- Task description
Repeat every record exactly as given.

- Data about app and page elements
::::
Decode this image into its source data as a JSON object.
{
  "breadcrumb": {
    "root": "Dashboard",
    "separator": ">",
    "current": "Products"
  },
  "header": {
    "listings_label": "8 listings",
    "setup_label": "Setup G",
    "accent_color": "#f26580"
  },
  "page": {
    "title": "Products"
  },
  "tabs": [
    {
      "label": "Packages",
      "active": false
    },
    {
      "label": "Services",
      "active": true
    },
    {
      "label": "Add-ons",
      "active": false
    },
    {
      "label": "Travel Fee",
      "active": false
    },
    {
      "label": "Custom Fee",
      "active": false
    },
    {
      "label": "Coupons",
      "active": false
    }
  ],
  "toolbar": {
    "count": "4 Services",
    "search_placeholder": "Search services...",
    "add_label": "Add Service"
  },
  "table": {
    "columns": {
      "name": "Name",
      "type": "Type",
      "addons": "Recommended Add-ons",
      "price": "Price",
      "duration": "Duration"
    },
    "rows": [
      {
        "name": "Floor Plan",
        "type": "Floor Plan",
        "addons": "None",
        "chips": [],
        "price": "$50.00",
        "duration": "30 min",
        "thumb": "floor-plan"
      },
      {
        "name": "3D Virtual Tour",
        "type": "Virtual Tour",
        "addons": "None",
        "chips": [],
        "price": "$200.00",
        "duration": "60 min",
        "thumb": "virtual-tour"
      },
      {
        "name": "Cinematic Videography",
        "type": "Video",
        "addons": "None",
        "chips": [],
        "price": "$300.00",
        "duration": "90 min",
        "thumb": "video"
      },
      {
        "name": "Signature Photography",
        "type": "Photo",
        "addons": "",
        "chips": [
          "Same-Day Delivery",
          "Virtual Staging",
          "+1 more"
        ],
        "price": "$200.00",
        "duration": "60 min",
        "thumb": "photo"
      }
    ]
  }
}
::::
- Result of the task
Decode this image into its source data as a JSON object.
{
  "breadcrumb": {
    "root": "Dashboard",
    "separator": ">",
    "current": "Products"
  },
  "header": {
    "listings_label": "8 listings",
    "setup_label": "Setup G",
    "accent_color": "#f26580"
  },
  "page": {
    "title": "Products"
  },
  "tabs": [
    {
      "label": "Packages",
      "active": false
    },
    {
      "label": "Services",
      "active": true
    },
    {
      "label": "Add-ons",
      "active": false
    },
    {
      "label": "Travel Fee",
      "active": false
    },
    {
      "label": "Custom Fee",
      "active": false
    },
    {
      "label": "Coupons",
      "active": false
    }
  ],
  "toolbar": {
    "count": "4 Services",
    "search_placeholder": "Search services...",
    "add_label": "Add Service"
  },
  "table": {
    "columns": {
      "name": "Name",
      "type": "Type",
      "addons": "Recommended Add-ons",
      "price": "Price",
      "duration": "Duration"
    },
    "rows": [
      {
        "name": "Floor Plan",
        "type": "Floor Plan",
        "addons": "None",
        "chips": [],
        "price": "$50.00",
        "duration": "30 min",
        "thumb": "floor-plan"
      },
      {
        "name": "3D Virtual Tour",
        "type": "Virtual Tour",
        "addons": "None",
        "chips": [],
        "price": "$200.00",
        "duration": "60 min",
        "thumb": "virtual-tour"
      },
      {
        "name": "Cinematic Videography",
        "type": "Video",
        "addons": "None",
        "chips": [],
        "price": "$300.00",
        "duration": "90 min",
        "thumb": "video"
      },
      {
        "name": "Signature Photography",
        "type": "Photo",
        "addons": "",
        "chips": [
          "Same-Day Delivery",
          "Virtual Staging",
          "+1 more"
        ],
        "price": "$200.00",
        "duration": "60 min",
        "thumb": "photo"
      }
    ]
  }
}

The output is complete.